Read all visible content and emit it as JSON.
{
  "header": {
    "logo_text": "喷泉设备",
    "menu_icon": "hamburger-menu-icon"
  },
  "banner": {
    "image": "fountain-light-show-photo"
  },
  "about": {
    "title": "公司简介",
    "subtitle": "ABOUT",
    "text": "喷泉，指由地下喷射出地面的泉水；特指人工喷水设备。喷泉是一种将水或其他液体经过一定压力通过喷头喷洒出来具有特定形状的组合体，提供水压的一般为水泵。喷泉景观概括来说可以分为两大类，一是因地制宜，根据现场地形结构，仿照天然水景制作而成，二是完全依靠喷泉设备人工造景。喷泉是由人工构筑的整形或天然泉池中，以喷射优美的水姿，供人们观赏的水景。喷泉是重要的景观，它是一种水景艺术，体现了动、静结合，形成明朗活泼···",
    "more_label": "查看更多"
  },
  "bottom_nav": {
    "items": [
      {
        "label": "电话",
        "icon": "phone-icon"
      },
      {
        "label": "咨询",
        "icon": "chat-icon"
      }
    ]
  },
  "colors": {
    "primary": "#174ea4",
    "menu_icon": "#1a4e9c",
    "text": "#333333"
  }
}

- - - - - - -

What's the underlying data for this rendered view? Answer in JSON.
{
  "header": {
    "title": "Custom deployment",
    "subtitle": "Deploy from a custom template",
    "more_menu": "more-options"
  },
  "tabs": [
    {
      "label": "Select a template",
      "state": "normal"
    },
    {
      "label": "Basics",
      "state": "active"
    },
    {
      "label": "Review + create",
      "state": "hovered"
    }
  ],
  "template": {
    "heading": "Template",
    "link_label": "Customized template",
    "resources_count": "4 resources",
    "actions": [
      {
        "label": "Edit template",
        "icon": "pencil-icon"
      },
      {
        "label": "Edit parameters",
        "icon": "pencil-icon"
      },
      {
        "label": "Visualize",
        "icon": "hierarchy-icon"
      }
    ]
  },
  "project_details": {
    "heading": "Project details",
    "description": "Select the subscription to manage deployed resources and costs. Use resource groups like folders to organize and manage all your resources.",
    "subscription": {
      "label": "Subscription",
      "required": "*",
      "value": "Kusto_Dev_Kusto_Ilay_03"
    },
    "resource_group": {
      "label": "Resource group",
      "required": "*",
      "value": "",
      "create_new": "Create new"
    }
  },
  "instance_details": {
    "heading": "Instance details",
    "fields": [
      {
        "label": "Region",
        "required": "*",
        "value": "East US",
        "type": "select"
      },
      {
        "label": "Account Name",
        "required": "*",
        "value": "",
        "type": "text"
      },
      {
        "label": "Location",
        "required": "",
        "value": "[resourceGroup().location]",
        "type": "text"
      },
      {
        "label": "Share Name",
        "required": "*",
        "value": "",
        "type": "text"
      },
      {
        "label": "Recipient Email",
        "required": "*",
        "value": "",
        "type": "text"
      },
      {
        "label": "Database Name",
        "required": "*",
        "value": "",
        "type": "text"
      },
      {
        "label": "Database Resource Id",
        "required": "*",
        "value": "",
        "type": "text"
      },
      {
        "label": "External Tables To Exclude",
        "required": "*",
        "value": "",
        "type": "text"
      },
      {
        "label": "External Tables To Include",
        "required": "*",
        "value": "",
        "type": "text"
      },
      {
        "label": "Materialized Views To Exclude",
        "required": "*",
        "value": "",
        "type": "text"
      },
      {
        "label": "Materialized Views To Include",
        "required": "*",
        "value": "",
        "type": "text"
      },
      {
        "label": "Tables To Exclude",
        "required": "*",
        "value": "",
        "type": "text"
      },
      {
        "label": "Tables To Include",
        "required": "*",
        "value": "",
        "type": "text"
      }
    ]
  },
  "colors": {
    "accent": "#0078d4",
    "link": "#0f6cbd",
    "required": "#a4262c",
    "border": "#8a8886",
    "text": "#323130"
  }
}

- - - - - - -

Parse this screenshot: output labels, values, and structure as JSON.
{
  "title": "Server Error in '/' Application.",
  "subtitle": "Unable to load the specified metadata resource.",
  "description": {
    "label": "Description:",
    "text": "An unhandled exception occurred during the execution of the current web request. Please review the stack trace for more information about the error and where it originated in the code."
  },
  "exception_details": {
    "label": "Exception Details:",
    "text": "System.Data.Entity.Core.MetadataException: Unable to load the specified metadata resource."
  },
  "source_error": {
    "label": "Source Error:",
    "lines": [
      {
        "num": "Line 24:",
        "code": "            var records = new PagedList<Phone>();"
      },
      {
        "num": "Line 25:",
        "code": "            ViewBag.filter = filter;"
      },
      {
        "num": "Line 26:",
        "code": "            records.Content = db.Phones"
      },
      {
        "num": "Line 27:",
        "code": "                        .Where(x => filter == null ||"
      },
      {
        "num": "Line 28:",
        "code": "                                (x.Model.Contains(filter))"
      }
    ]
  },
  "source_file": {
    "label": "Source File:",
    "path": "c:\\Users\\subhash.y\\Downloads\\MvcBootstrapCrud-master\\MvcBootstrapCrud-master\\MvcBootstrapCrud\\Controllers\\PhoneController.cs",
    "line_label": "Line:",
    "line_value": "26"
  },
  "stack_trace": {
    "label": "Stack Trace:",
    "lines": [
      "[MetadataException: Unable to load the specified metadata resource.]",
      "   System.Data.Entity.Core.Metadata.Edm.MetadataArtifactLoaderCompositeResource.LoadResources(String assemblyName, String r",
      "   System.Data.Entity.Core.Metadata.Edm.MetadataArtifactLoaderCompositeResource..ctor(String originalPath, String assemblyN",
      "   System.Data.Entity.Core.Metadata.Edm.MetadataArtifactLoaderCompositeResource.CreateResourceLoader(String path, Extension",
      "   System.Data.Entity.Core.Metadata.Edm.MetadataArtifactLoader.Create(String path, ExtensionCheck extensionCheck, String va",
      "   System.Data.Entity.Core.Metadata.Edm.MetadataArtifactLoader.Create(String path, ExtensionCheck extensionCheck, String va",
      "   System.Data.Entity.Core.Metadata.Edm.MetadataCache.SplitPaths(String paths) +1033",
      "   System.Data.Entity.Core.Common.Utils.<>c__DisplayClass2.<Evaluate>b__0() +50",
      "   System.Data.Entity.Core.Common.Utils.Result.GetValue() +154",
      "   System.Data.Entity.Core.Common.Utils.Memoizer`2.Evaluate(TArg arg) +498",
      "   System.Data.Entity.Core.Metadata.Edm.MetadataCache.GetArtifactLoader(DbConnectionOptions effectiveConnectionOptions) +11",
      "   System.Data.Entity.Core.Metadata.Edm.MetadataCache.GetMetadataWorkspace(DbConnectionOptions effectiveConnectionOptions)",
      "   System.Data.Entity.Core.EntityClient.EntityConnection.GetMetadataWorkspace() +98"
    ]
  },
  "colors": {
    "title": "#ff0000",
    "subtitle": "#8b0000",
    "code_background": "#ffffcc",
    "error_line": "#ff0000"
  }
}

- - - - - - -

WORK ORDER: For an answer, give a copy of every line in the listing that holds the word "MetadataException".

PROBLEM SOLUTION:
    "text": "System.Data.Entity.Core.MetadataException: Unable to load the specified metadata resource."
      "[MetadataException: Unable to load the specified metadata resource.]",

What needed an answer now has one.